Canon’s latest entry-level APS-C mirrorless camera is cheaper than the X-A7 but isn’t available in all regions. It replaces the EOS M100, offering a 24MP sensor and 4K video recording in a small and compact body that’s been designed to be easy to use. However, the lack of control buttons make it harder to get to some advanced options, although it does offer the best bang for the buck in this class. Although the choice of native lenses for the M series cameras is still very limited.
Panasonic Lumix GX9
It’s not brand new and neither is it entry-level. Instead, the Lumix GX9 is meant to be for enthusiasts looking for a compact package, but the camera gets a mention here because of the similar price tag. It’s a top performer with a 20MP micro four thirds (MFT) sensor, that also offers 4K recording at 30fps. You can even take advantage of a viewfinder, although it is an awkward 16:9 panel, and the in-built image stabilization.
The PEN series of Olympus cameras have a reputation to maintain and the E-PL9 is one of the best. It’s a great entry-level model that captures sharp, well-exposed images using a 16MP MFT sensor. In-body image stabilization is available, as is 4K video recording, although there’s no viewfinder here. And it’s cheaper than the X-A7.

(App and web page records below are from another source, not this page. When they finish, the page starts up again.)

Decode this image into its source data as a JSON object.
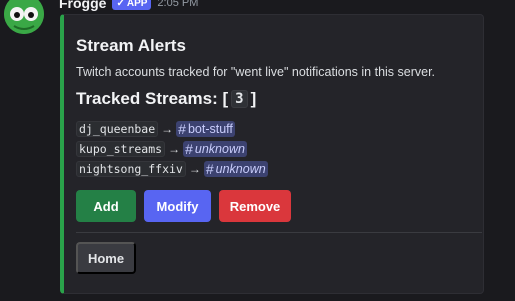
{
  "message": {
    "username": "Frogge",
    "app_badge": "APP",
    "timestamp": "2:05 PM"
  },
  "embed": {
    "accent_color": "#2aa24a",
    "title": "Stream Alerts",
    "description": "Twitch accounts tracked for \"went live\" notifications in this server.",
    "section_prefix": "Tracked Streams: [",
    "section_count": "3",
    "section_suffix": "]",
    "streams": [
      {
        "account": "dj_queenbae",
        "arrow": "→",
        "channel": "bot-stuff",
        "unknown": false
      },
      {
        "account": "kupo_streams",
        "arrow": "→",
        "channel": "unknown",
        "unknown": true
      },
      {
        "account": "nightsong_ffxiv",
        "arrow": "→",
        "channel": "unknown",
        "unknown": true
      }
    ]
  },
  "buttons": {
    "add": "Add",
    "modify": "Modify",
    "remove": "Remove",
    "home": "Home"
  },
  "colors": {
    "add": "#248046",
    "modify": "#5865f2",
    "remove": "#da373c",
    "home": "#3a3b41"
  }
}
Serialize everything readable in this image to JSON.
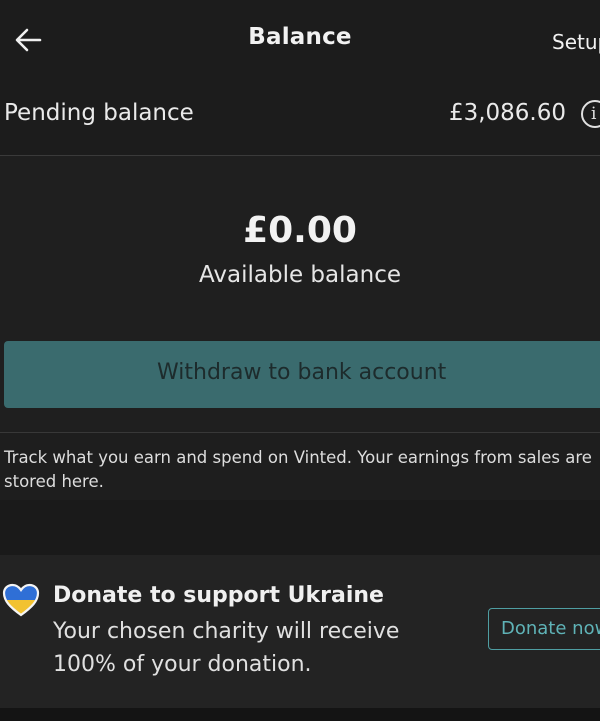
{
  "header": {
    "title": "Balance",
    "setup_label": "Setup",
    "back_icon": "arrow-left-icon"
  },
  "pending": {
    "label": "Pending balance",
    "amount": "£3,086.60",
    "info_glyph": "i"
  },
  "available": {
    "amount": "£0.00",
    "label": "Available balance",
    "withdraw_label": "Withdraw to bank account"
  },
  "info": {
    "text": "Track what you earn and spend on Vinted. Your earnings from sales are stored here."
  },
  "donate": {
    "icon": "ukraine-heart-icon",
    "title": "Donate to support Ukraine",
    "description": "Your chosen charity will receive 100% of your donation.",
    "button_label": "Donate now"
  },
  "colors": {
    "background": "#1e1e1e",
    "accent": "#3a6b6e",
    "accent_text": "#5fb3b7",
    "heart_blue": "#2f6fd6",
    "heart_yellow": "#f2c230"
  }
}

Sharmishta is TechRadar's APAC Managing Editor and loves all things photography, something she discovered while chasing monkeys in the wilds of India (she studied to be a primatologist but has since left monkey business behind). While she's happiest with a camera in her hand, she's also an avid reader and has become a passionate proponent of ereaders, having appeared on Singaporean radio to talk about the convenience of these underrated devices. When she's not testing camera kits or the latest in e-paper tablets, she's discovering the joys and foibles of smart home gizmos. She's also the Australian Managing Editor of Digital Camera World and, if that wasn't enough, she contributes to T3 and Tom's Guide, while also working on two of Future's photography print magazines Down Under.